Segment Open
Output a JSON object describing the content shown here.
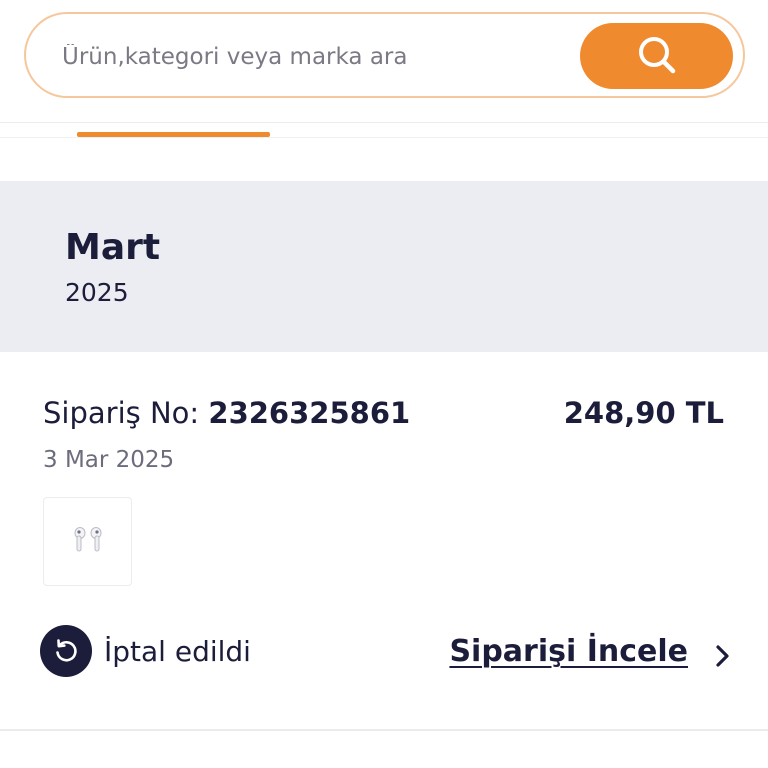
{
  "search": {
    "placeholder": "Ürün,kategori veya marka ara",
    "icon": "search-icon",
    "accent_color": "#f08a2e",
    "border_color": "#f6c79c"
  },
  "tabs": {
    "active_indicator_color": "#f08a2e"
  },
  "month_group": {
    "month": "Mart",
    "year": "2025"
  },
  "order": {
    "order_no_label": "Sipariş No:",
    "order_no": "2326325861",
    "price": "248,90 TL",
    "date": "3 Mar 2025",
    "product_icon": "earbuds-icon",
    "status_icon": "cancelled-undo-icon",
    "status": "İptal edildi",
    "review_link": "Siparişi İncele",
    "review_icon": "chevron-right-icon"
  },
  "colors": {
    "text_primary": "#1b1d3a",
    "text_secondary": "#6c6d7c",
    "section_bg": "#ecedf2"
  }
}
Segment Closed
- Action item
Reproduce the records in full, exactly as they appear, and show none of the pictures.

- Task solution
Output a JSON object describing the content shown here.
{
  "search": {
    "placeholder": "Ürün,kategori veya marka ara",
    "icon": "search-icon",
    "accent_color": "#f08a2e",
    "border_color": "#f6c79c"
  },
  "tabs": {
    "active_indicator_color": "#f08a2e"
  },
  "month_group": {
    "month": "Mart",
    "year": "2025"
  },
  "order": {
    "order_no_label": "Sipariş No:",
    "order_no": "2326325861",
    "price": "248,90 TL",
    "date": "3 Mar 2025",
    "product_icon": "earbuds-icon",
    "status_icon": "cancelled-undo-icon",
    "status": "İptal edildi",
    "review_link": "Siparişi İncele",
    "review_icon": "chevron-right-icon"
  },
  "colors": {
    "text_primary": "#1b1d3a",
    "text_secondary": "#6c6d7c",
    "section_bg": "#ecedf2"
  }
}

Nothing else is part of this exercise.